Design Considerations for Distribution Systems 511
Inventory Management 519
The Management of Transportation Flows 525
Warehouse Location Decisions 527
Dynamic Characteristics of the System 535
Summary and Conclusions 539

21 The Marketing Organization 541


Organizational Implications of the Marketing
Environment 542
The Marketing Department as Part of the
Total Organization 544
An Overview of Basic Marketing Organizational
Types 545
Functional Marketing Organizations 546
Product-Manager Organizations 547
Market-Manager Organizations 556
General-Manager Organizations 557
Combined Market-Manager and Product-Manager
Organizations 558
Summary and Conclusions 559

22 i Marketing-Information Systems
| Marketing Research and Marketing-Information
I Systems 565
I Some Uses of Marketing-Information Systems 566
i Building a Marketing-Information System 571
Computer Authority 577
Organizational Problems and Successful Information
Systems 582
Summary and Conclusions 583

23 Marketing Management and the Seventies 585
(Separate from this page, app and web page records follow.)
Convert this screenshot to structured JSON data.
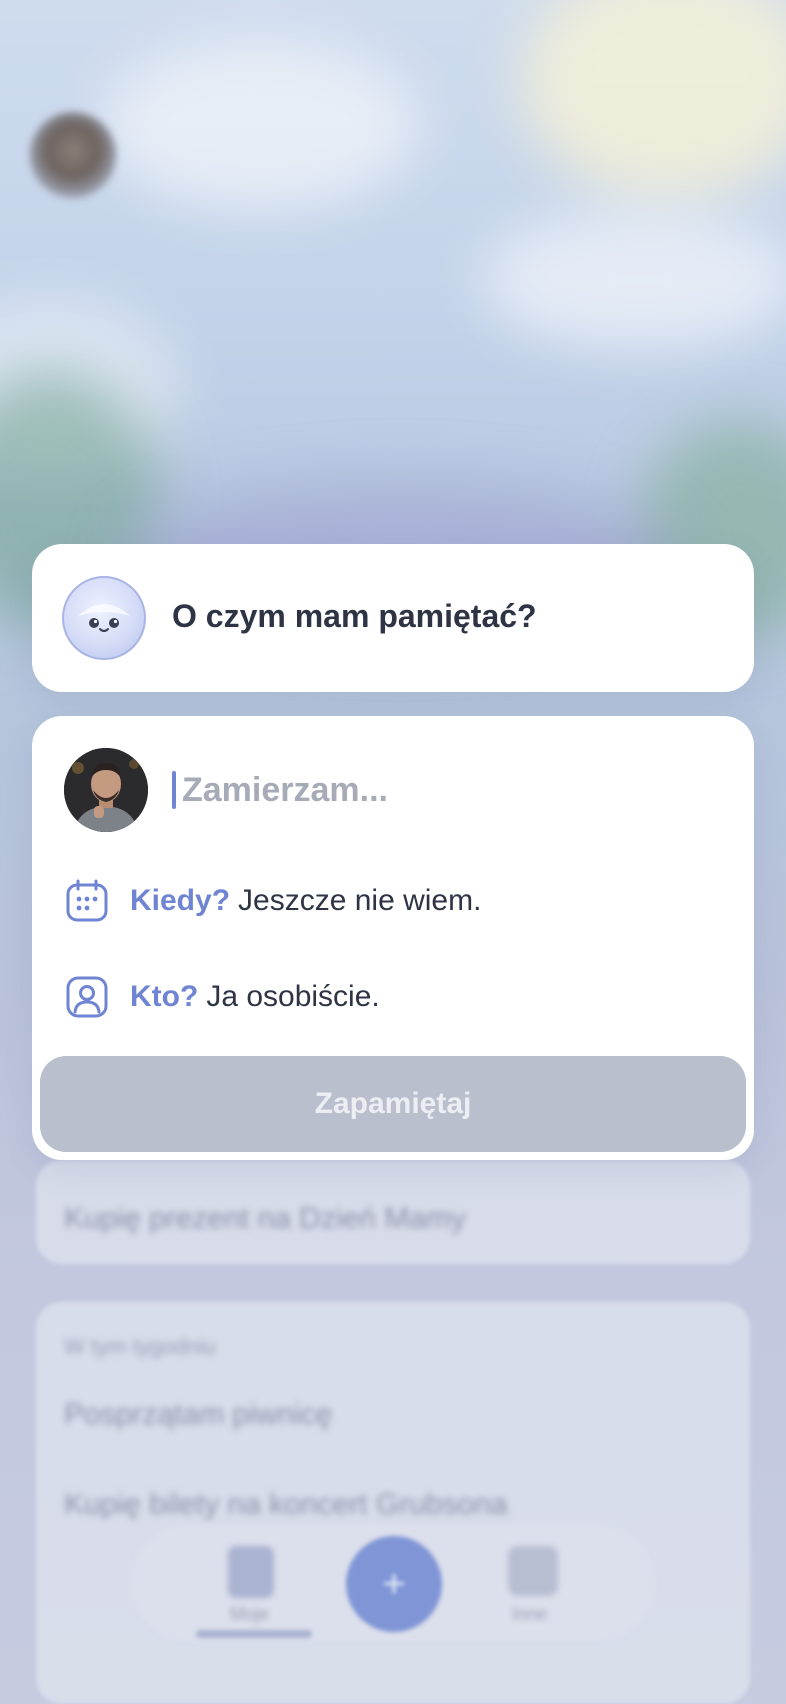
{
  "prompt_card": {
    "question": "O czym mam pamiętać?",
    "mascot_icon": "ghost-mascot-icon"
  },
  "form": {
    "task_input": {
      "value": "",
      "placeholder": "Zamierzam..."
    },
    "when": {
      "label": "Kiedy?",
      "value": "Jeszcze nie wiem.",
      "icon": "calendar-icon"
    },
    "who": {
      "label": "Kto?",
      "value": "Ja osobiście.",
      "icon": "user-square-icon"
    },
    "save_label": "Zapamiętaj"
  },
  "colors": {
    "accent": "#6f84d2",
    "text_dark": "#2f3445",
    "placeholder": "#a7abb8",
    "button_disabled_bg": "#babfce",
    "button_disabled_text": "#eceef4"
  }
}
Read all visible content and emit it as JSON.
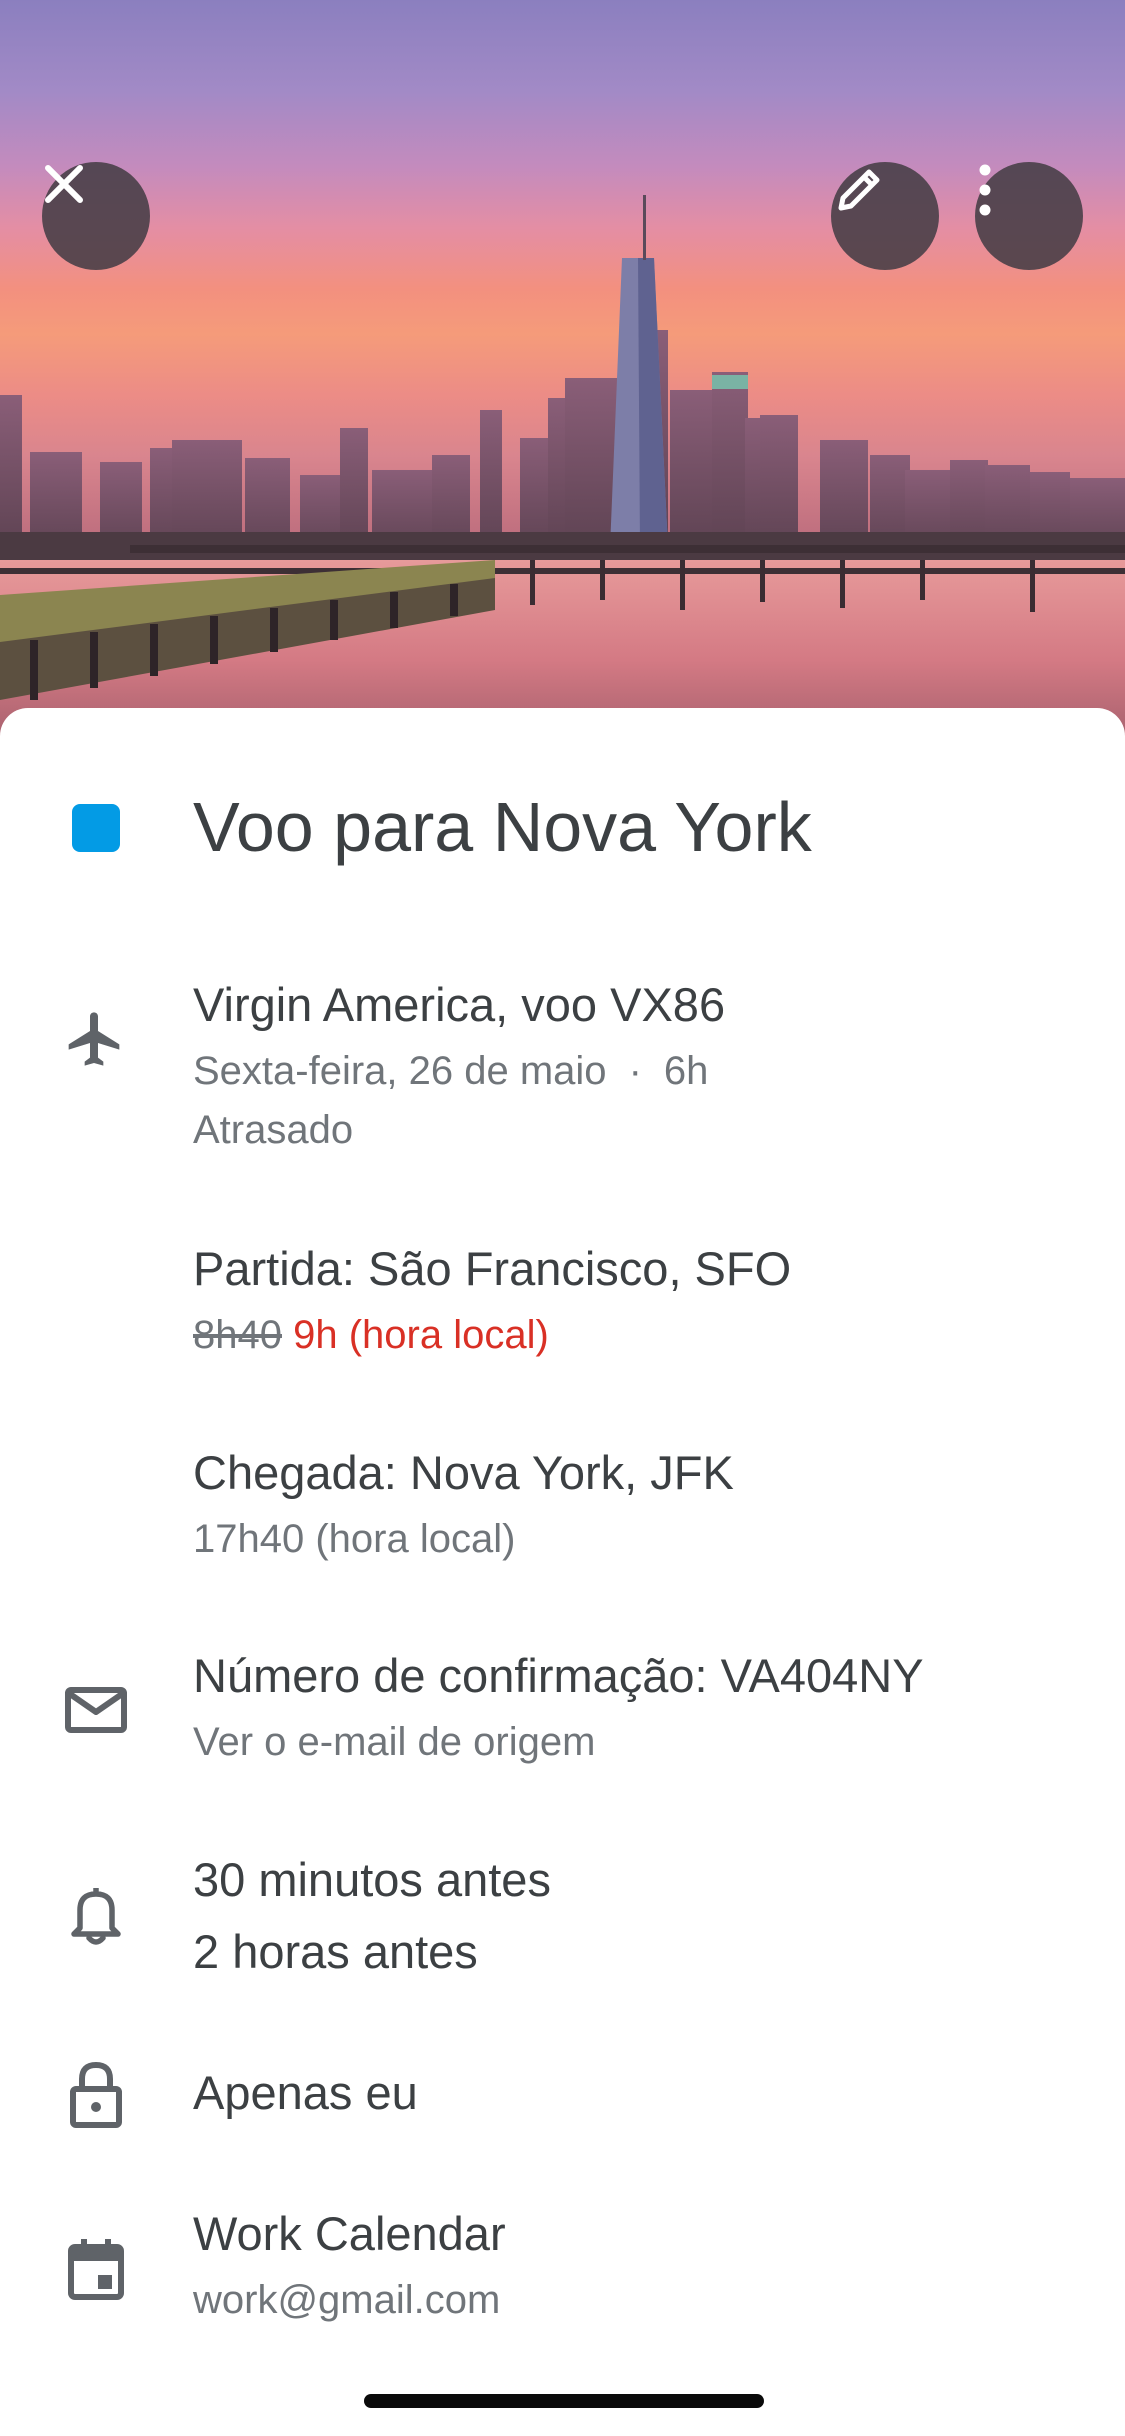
{
  "event": {
    "title": "Voo para Nova York",
    "calendar_color": "#039be5"
  },
  "flight": {
    "airline_line": "Virgin America, voo VX86",
    "date": "Sexta-feira, 26 de maio",
    "duration": "6h",
    "status": "Atrasado"
  },
  "departure": {
    "label": "Partida: São Francisco, SFO",
    "original_time": "8h40",
    "new_time": "9h (hora local)",
    "delay_color": "#d93025"
  },
  "arrival": {
    "label": "Chegada: Nova York, JFK",
    "time": "17h40 (hora local)"
  },
  "confirmation": {
    "label": "Número de confirmação: VA404NY",
    "link": "Ver o e-mail de origem"
  },
  "notifications": {
    "first": "30 minutos antes",
    "second": "2 horas antes"
  },
  "visibility": {
    "label": "Apenas eu"
  },
  "calendar": {
    "name": "Work Calendar",
    "account": "work@gmail.com"
  },
  "icons": {
    "close": "close-icon",
    "edit": "pencil-icon",
    "more": "more-vert-icon",
    "flight": "airplane-icon",
    "confirmation": "mail-icon",
    "notifications": "bell-icon",
    "visibility": "lock-icon",
    "calendar": "calendar-icon"
  }
}
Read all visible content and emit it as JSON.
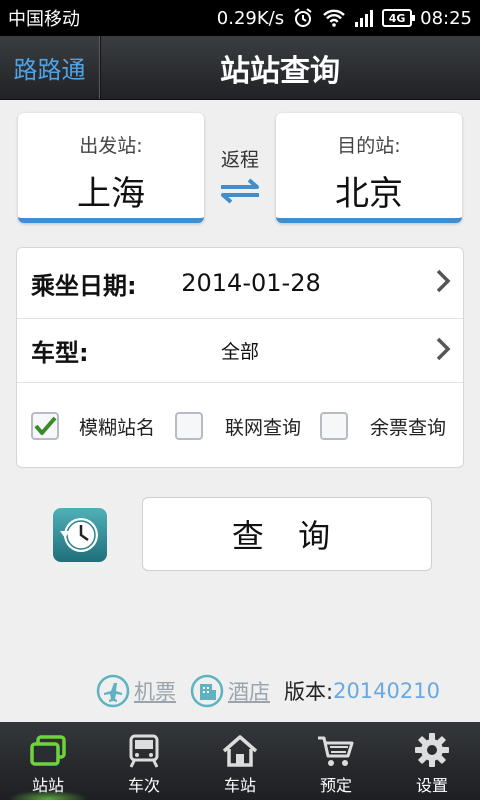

Consumerism Defined and Elaborated 585
Implications of Environmental Change for
Marketing Strategies 587
Summary and Conclusions 592